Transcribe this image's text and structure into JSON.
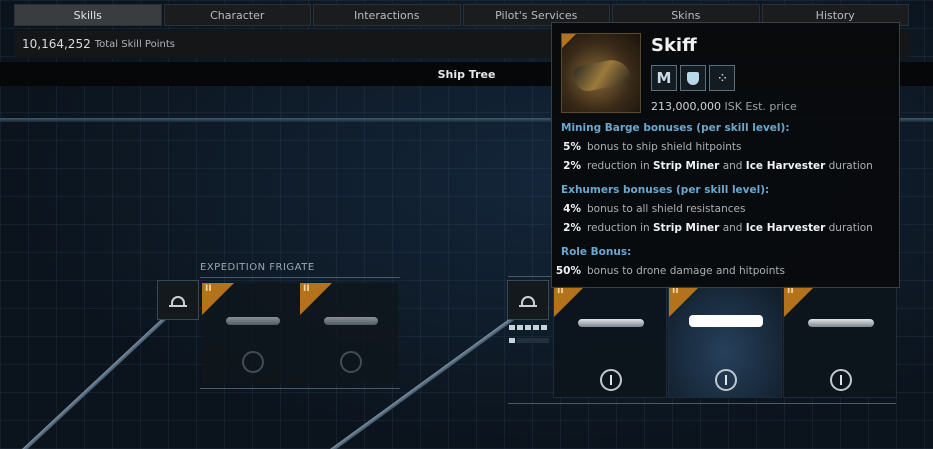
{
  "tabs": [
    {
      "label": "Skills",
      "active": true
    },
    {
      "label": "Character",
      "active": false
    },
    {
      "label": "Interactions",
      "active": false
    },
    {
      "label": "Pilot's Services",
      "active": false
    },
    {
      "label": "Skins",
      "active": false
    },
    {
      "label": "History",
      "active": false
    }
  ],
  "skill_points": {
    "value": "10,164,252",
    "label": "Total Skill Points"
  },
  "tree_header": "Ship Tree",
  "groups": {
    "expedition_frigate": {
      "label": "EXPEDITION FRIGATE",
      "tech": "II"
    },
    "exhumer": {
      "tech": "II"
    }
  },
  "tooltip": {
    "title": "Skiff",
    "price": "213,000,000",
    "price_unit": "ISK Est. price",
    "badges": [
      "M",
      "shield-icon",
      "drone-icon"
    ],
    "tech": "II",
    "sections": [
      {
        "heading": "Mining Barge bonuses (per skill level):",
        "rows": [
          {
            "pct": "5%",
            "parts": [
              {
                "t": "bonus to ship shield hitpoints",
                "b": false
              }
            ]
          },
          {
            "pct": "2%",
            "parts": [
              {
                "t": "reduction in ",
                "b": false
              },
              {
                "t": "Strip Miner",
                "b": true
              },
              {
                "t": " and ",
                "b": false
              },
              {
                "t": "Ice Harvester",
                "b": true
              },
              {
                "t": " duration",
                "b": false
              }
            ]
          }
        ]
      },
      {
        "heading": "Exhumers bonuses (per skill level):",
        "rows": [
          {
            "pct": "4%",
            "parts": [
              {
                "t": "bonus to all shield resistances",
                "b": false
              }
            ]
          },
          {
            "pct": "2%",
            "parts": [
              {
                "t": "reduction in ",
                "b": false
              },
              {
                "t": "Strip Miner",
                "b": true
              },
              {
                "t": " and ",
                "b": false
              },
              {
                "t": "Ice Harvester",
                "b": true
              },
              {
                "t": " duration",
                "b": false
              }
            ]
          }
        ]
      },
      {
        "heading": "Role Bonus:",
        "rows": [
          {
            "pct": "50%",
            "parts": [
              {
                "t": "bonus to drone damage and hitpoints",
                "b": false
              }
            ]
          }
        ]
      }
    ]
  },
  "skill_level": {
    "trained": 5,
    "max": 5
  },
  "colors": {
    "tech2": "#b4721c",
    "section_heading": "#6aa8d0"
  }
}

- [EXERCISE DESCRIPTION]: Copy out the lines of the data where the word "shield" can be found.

- [EXERCISE SOLUTION]:
      "shield-icon",
                "t": "bonus to ship shield hitpoints",
                "t": "bonus to all shield resistances",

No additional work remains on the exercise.